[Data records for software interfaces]

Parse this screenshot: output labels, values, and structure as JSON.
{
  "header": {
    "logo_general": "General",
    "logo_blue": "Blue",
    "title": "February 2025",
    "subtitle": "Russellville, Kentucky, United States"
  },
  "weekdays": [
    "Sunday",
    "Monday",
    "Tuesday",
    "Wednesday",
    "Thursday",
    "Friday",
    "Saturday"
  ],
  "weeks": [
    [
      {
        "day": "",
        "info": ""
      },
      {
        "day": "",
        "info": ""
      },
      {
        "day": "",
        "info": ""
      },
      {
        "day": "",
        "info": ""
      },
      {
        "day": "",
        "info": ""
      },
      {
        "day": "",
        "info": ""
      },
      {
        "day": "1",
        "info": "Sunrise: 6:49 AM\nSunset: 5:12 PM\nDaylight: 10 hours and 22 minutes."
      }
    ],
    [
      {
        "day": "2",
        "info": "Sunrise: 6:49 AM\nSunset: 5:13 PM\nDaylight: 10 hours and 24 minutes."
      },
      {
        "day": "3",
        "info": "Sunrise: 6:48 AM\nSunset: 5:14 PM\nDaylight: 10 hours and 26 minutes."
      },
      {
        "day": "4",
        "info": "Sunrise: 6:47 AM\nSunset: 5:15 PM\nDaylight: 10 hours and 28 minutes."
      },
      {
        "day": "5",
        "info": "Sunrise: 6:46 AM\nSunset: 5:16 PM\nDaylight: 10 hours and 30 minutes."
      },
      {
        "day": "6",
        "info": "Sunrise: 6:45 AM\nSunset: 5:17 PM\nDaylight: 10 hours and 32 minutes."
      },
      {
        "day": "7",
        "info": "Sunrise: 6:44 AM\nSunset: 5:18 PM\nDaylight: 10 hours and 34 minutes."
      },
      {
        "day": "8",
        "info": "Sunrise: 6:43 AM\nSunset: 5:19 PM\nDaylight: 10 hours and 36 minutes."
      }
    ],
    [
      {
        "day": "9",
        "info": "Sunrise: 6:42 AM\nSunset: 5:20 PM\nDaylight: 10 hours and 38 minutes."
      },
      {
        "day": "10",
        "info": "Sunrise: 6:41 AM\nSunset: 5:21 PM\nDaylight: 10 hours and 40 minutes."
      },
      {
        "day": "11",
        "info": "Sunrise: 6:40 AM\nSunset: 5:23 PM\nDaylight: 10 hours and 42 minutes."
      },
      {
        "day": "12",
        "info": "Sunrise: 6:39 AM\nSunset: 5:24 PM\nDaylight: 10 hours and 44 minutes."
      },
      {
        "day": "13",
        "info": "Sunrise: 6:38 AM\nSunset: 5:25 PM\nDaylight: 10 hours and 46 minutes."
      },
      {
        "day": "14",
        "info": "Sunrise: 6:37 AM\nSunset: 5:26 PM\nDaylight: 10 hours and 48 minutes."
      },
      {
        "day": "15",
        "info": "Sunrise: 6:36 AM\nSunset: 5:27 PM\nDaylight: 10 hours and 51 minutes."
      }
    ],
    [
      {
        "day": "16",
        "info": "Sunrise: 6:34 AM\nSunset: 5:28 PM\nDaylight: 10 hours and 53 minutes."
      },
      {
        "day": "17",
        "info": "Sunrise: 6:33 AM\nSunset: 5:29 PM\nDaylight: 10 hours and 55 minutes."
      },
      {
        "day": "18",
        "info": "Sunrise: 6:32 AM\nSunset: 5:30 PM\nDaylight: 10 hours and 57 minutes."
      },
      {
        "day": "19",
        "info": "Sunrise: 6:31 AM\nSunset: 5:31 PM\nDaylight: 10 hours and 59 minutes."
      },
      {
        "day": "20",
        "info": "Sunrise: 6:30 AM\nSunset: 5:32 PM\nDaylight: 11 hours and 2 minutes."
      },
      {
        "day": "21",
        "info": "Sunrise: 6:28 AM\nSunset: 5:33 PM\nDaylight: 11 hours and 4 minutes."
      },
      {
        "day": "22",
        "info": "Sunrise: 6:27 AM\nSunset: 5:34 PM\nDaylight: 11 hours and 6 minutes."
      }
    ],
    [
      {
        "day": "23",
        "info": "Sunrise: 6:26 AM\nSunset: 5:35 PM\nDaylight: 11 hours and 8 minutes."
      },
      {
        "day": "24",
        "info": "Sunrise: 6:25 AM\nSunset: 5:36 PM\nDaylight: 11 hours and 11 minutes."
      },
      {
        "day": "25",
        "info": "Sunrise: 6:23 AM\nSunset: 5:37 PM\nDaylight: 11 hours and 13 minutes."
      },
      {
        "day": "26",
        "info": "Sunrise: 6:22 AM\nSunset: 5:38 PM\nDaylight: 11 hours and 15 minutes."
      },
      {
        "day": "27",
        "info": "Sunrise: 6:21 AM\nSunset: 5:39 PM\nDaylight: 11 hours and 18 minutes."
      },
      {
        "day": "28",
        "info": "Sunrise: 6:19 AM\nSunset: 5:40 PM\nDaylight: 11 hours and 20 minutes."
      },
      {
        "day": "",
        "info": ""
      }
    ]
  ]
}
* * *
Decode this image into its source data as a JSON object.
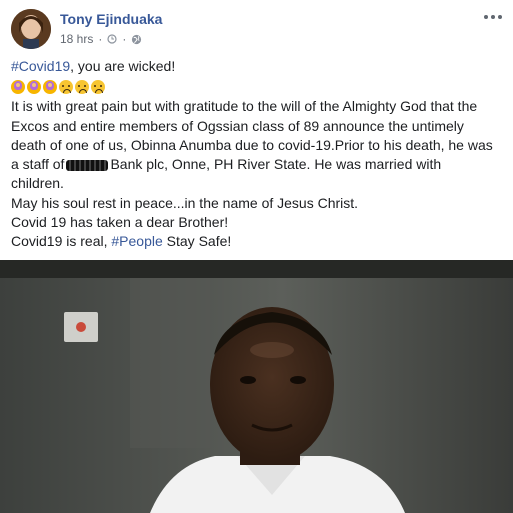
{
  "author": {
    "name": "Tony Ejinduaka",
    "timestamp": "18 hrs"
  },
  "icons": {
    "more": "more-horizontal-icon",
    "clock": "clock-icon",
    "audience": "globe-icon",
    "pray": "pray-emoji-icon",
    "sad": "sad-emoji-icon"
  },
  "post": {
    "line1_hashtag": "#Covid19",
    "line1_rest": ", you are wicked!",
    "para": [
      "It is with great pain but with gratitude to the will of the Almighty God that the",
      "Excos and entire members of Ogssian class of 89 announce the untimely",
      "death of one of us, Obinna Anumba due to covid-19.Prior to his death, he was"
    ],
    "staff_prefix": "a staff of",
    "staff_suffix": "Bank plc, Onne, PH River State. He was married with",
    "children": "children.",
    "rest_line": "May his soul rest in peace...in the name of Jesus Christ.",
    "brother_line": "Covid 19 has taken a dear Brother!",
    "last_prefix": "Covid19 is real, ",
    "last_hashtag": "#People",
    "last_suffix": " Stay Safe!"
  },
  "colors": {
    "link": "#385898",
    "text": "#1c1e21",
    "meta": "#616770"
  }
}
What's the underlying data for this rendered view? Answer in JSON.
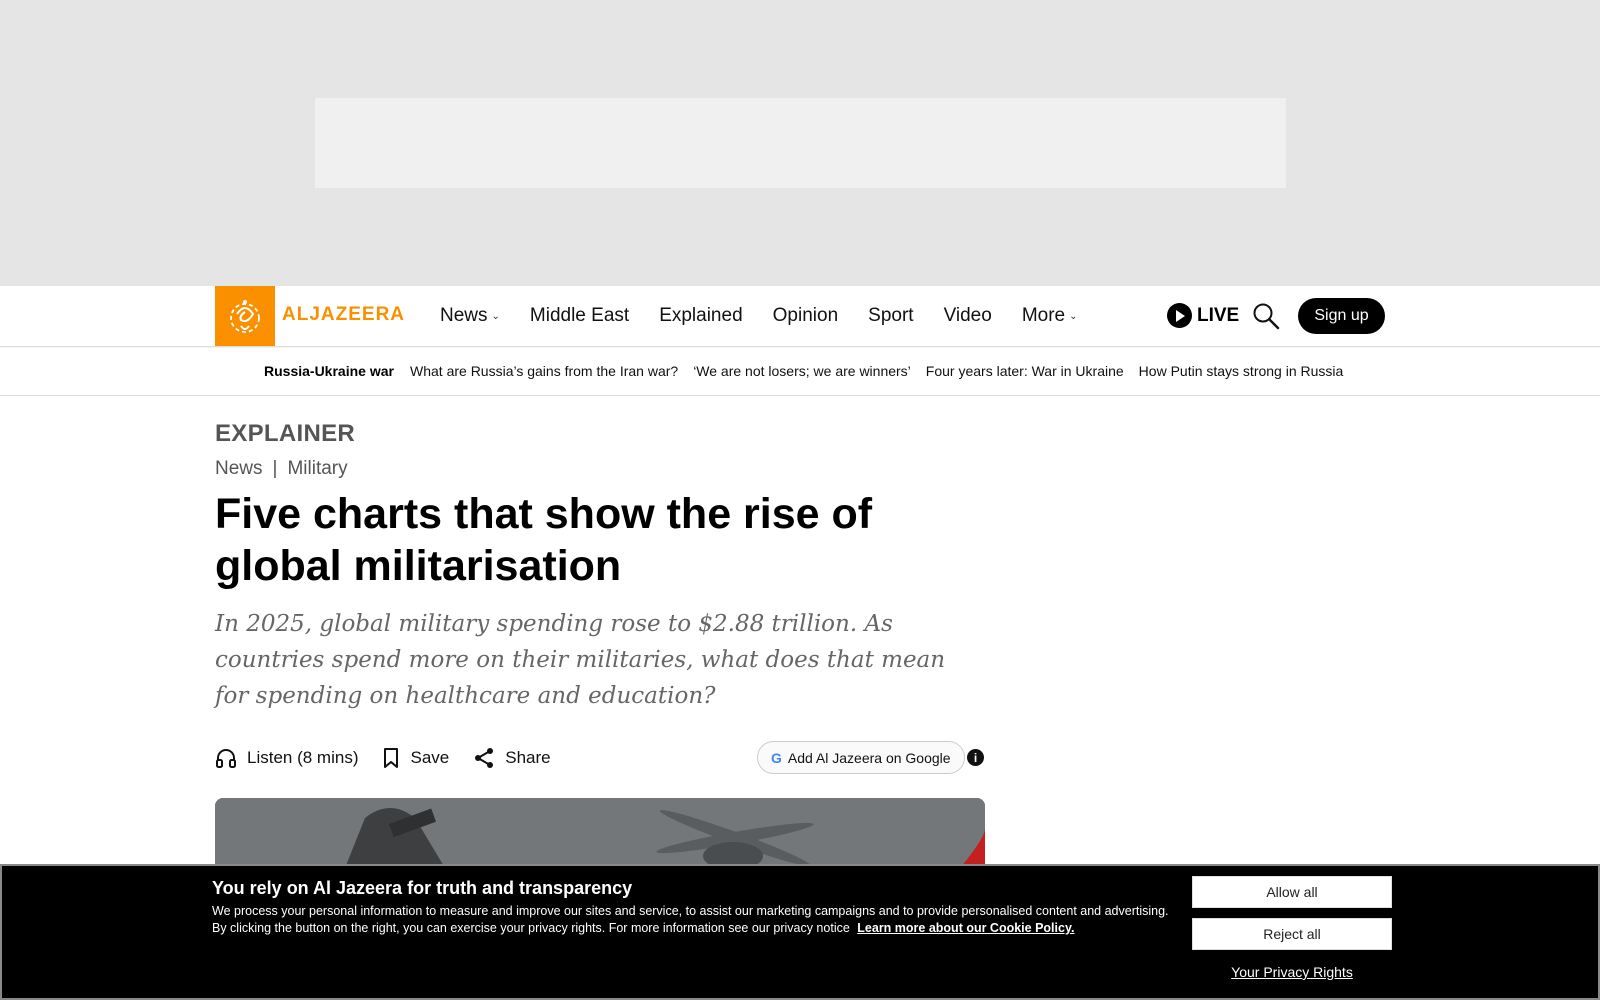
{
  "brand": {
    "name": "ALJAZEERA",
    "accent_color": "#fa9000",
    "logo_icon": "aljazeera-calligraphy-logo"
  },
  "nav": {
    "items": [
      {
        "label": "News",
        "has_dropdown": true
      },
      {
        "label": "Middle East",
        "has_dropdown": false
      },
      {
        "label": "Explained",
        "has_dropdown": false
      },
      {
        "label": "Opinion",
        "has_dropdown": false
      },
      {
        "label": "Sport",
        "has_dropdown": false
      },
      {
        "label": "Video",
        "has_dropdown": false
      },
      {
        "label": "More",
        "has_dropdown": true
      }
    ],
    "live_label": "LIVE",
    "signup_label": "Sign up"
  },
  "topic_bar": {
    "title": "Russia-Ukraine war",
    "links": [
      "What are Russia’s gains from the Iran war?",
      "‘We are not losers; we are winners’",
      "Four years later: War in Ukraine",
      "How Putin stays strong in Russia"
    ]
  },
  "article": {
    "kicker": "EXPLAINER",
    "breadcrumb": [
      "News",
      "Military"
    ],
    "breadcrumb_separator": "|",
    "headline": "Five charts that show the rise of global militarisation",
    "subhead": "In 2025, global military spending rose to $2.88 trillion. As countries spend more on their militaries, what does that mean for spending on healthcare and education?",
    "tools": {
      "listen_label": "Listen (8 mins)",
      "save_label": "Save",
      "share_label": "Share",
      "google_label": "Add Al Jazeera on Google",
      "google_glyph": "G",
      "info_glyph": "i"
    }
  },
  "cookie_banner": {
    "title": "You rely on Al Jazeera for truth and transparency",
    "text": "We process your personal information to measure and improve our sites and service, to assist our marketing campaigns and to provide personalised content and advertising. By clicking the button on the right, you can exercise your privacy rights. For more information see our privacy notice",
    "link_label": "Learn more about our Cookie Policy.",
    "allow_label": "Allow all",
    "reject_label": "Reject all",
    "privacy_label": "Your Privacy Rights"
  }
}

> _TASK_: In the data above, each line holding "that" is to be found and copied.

> _ANSWER BOX_:
      "It is with great pain but with gratitude to the will of the Almighty God that the",
    "headline": "Five charts that show the rise of global militarisation",
    "subhead": "In 2025, global military spending rose to $2.88 trillion. As countries spend more on their militaries, what does that mean for spending on healthcare and education?",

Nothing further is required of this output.